* [What the task asks] What is the number of lines in the records below holding the string "icon"? Reply with it and nothing else.

* [Available data]
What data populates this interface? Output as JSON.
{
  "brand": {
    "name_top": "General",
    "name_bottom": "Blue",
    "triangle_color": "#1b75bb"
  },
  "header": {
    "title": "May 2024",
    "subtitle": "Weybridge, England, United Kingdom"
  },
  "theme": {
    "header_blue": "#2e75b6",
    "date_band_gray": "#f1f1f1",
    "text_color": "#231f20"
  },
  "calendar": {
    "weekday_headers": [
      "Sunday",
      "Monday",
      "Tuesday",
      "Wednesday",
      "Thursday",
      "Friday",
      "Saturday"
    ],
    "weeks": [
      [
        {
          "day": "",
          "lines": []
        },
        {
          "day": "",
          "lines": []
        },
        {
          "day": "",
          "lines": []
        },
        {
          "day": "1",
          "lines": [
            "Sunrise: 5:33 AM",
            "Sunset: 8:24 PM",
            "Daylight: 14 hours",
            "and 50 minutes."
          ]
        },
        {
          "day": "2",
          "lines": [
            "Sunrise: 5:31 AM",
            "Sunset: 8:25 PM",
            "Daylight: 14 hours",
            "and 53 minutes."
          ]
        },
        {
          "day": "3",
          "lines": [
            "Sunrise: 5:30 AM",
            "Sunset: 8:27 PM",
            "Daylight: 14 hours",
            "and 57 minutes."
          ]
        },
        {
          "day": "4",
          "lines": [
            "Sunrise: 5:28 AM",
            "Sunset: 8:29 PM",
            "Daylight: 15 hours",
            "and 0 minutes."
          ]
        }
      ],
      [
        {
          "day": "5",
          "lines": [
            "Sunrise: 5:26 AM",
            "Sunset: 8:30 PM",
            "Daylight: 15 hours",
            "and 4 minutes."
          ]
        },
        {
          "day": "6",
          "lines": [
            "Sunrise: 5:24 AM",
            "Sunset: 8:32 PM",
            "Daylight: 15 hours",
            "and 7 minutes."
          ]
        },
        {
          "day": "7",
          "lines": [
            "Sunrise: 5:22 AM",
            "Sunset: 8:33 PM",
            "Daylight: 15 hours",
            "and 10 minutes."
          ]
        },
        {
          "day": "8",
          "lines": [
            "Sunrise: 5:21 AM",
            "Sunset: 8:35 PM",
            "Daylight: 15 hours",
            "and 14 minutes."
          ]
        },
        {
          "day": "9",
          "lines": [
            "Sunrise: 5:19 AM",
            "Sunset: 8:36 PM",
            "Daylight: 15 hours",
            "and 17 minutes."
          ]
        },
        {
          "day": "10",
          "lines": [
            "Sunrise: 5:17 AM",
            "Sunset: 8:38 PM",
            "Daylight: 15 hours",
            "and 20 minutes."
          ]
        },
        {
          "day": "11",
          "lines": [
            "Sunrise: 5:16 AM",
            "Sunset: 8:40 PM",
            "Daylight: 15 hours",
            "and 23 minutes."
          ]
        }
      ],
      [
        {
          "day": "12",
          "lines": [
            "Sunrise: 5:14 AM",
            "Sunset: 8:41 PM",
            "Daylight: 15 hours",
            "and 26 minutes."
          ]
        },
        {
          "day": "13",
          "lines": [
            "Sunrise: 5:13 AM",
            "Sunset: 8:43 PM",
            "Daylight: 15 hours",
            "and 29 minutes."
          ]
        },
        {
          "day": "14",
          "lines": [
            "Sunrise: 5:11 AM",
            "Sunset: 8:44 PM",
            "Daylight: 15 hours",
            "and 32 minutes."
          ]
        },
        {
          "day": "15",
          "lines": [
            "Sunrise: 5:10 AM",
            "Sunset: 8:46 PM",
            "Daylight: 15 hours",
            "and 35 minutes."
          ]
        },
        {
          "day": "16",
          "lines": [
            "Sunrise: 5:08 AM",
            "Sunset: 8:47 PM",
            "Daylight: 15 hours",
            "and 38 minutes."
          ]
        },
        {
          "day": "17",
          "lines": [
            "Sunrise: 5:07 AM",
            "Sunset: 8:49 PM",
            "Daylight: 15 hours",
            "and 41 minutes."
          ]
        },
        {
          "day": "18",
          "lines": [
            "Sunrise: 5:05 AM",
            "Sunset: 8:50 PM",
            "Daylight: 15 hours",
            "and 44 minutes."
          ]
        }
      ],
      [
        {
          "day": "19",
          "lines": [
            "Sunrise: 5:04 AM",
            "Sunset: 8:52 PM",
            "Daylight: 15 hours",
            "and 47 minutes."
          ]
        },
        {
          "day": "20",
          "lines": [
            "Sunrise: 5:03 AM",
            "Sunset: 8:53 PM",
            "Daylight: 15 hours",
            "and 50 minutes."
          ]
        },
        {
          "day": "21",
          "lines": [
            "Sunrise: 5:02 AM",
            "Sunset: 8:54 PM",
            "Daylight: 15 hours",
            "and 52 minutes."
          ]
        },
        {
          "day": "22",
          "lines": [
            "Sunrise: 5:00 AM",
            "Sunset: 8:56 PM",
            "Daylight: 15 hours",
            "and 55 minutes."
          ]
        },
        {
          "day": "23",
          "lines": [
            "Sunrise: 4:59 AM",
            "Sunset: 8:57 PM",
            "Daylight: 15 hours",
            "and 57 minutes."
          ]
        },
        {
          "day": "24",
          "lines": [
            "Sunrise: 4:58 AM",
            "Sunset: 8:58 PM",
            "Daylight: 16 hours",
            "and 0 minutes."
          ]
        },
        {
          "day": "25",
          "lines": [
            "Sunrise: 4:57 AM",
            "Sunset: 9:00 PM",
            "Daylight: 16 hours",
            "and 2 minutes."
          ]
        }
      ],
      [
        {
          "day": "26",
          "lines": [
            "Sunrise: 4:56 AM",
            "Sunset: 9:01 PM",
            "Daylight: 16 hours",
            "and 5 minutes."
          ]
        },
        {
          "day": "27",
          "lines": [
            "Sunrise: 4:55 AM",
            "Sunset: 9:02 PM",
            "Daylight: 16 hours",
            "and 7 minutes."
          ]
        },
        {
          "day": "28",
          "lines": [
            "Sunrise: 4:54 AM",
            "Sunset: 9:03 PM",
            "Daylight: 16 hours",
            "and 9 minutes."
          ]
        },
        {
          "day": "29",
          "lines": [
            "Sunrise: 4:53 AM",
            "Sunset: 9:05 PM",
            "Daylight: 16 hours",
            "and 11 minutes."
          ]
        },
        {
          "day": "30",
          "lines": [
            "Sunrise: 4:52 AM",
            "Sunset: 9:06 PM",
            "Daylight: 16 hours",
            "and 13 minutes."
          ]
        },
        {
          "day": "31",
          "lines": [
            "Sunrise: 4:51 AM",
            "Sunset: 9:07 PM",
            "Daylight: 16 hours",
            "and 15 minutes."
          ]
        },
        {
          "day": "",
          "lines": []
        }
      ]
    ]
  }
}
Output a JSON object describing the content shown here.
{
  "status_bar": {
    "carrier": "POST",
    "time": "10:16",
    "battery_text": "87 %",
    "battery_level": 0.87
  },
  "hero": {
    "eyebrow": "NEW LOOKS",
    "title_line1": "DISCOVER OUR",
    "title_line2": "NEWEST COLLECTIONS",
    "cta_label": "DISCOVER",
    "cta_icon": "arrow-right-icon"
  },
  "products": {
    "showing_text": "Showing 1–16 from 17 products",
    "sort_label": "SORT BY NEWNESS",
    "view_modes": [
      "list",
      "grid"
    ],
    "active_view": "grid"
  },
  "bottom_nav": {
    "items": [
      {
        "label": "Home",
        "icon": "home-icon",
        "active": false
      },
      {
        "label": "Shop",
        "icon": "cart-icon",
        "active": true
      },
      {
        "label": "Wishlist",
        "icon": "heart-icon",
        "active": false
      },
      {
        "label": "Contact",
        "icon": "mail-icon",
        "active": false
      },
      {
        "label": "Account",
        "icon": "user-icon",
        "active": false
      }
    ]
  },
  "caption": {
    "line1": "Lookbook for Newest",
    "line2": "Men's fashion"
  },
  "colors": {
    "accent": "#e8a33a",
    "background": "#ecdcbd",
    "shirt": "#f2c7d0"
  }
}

* [Answer for this exercise] 6